Department of Plant Sciences, Faculty of Biological Sciences, Alzahra University, Tehran, Iran
Department of Microbiology, Faculty of Biological Sciences, Alzahra University, Tehran, Iran
Background and Purpose: Candidiasis, an important fungal infection, is considered the fourth most common nosocomial
blood stream infection. Nowadays, because of increased fungal resistance to antibiotics, the use of herbal medicine has
gained particular attention. Cyclamen species are medicinal plants containing triterpenoid saponins, which are shown to
have antimicrobial properties.
Materials and Methods: Three species of Candida including C. albicans 10231, C. tropicalis 0750, and C. krusei
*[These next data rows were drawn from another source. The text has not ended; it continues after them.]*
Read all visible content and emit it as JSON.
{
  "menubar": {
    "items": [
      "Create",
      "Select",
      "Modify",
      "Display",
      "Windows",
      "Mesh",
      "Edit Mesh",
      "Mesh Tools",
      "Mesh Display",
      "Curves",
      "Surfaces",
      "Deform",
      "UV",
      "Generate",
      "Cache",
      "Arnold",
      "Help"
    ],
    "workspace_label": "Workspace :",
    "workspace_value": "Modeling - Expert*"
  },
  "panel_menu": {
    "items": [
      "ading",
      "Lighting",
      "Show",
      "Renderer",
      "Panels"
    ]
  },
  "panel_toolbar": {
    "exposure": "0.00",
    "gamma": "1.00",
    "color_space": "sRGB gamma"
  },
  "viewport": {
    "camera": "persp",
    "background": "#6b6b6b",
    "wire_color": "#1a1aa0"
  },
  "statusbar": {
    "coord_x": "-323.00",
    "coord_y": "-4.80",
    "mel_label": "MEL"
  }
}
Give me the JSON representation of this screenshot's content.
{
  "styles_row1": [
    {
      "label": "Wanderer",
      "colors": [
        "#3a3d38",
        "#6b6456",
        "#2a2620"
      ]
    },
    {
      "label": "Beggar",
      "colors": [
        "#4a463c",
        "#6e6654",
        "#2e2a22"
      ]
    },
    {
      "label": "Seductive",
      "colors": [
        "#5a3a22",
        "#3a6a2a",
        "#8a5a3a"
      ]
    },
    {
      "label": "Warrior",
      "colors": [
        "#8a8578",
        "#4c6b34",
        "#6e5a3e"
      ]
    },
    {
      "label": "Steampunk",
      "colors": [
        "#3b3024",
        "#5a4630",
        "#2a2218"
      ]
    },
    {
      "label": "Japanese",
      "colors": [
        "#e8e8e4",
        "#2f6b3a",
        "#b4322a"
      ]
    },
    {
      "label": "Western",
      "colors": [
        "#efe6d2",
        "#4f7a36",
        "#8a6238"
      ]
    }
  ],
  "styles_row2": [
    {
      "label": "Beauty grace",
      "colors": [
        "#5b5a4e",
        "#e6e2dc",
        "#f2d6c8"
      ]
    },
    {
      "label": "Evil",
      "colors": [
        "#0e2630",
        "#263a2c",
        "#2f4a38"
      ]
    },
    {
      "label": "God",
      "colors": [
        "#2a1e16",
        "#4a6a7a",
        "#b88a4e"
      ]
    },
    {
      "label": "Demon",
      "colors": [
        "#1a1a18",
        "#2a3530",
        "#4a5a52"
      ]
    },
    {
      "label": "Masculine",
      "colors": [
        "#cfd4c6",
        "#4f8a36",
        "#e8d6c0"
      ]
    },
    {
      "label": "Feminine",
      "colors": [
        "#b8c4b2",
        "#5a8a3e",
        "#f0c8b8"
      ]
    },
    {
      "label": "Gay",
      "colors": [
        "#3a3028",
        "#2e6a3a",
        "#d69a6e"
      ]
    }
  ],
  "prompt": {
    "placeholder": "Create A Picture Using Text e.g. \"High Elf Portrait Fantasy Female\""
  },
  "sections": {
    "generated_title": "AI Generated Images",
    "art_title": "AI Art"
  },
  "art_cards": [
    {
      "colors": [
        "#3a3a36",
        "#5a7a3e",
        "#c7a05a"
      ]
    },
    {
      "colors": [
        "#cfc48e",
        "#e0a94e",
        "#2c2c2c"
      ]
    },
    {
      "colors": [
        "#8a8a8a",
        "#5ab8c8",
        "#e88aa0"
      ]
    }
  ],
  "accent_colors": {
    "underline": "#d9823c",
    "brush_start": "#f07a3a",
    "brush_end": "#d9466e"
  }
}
and nine clinical samples were cultured on Sabouraud dextrose agar. Active substances of the tubers were extracted by
fractionation method. Susceptibility of Candida to Cyclamen coum tuber extracts was evaluated via minimum inhibitory
concentration (MIC) and minimum fungicidal concentration (MFC).
Results: Our results demonstrated that ethyl acetate extract had no inhibitory effect on Candida strains, whereas the
aqueous and n-butanolic extracts showed considerable activity. MIC and MFC of these extracts varied within the
range of 2-32 μg/mL of saponin for different Candida samples. Aglyconic aqueous phase of the extract had the most
effective anticandida activity. Glycosidic and aglyconic aqueous extracts were less active on C. albicans strains and C.
Conclusion: Tuber extract of Cyclamen was rich in triterpenoid saponins and had antifungal effect. Sugar chain structure,
as well as type and concentration of the aglycones were effective in this activity.